Nationalism and Historical Loss in Renaissance England
Foxe, Dee, Spenser, Milton
Andrew Escobedo here seeks to provide a new understanding of the emergence of national consciousness in England, showing that many Renaissance writers articulated their Englishness temporally, through an engagement with a history they perceived as lost or alienated. According to Escobedo, the English experienced nationalism as a form of community that disrupted earlier religious and social identities, making it difficult to link the national present to the medieval past.

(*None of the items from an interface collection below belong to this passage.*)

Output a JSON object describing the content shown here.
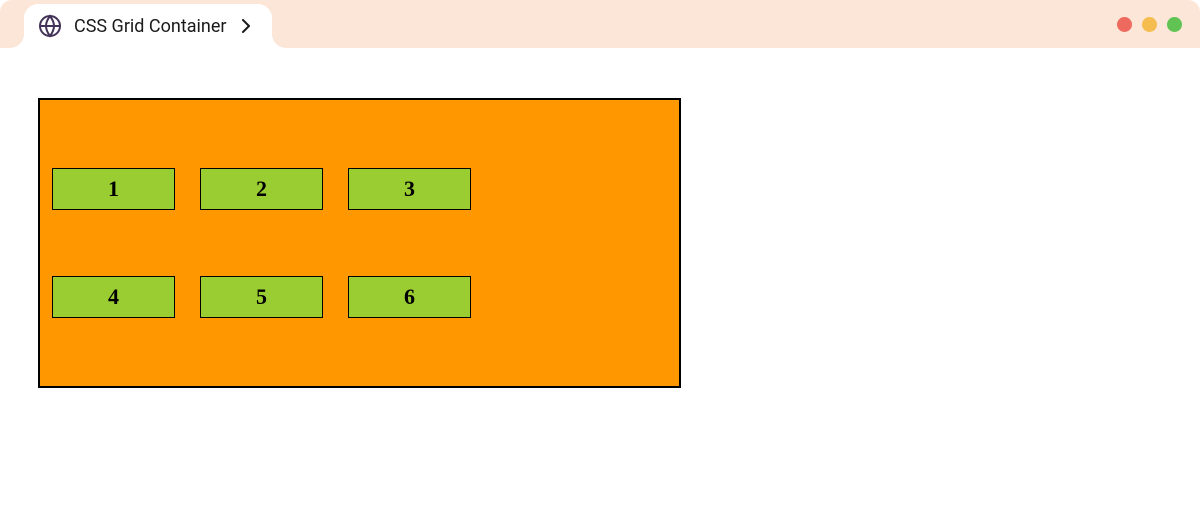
{
  "tab": {
    "title": "CSS Grid Container"
  },
  "grid": {
    "items": [
      "1",
      "2",
      "3",
      "4",
      "5",
      "6"
    ]
  }
}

Furthermore, he argues, the English faced the nation's temporal isolation before the Enlightenment narrative of historical progress emerged as a means to interpret novelty in a positive light.
Escobedo examines how John Foxe, John Dee, Edmund Spenser, and John Milton used narrative representations of nationhood to mediate what they perceived as a troubling breach in history, attempting to bring together the English past, present, and near future in a complete and continuous story. Yet all four authors also register their concern that historical loss may be an inevitable feature of a "modern" England, and they come to see their narratives as long tapestries that spontaneously rip apart as they grow, obliging the weaver to return to repair them. Focusing on Renaissance England's perplexing sense of its time-boundedness, Escobedo presents early national consciousness as stranded awkwardly between the premodern and modern.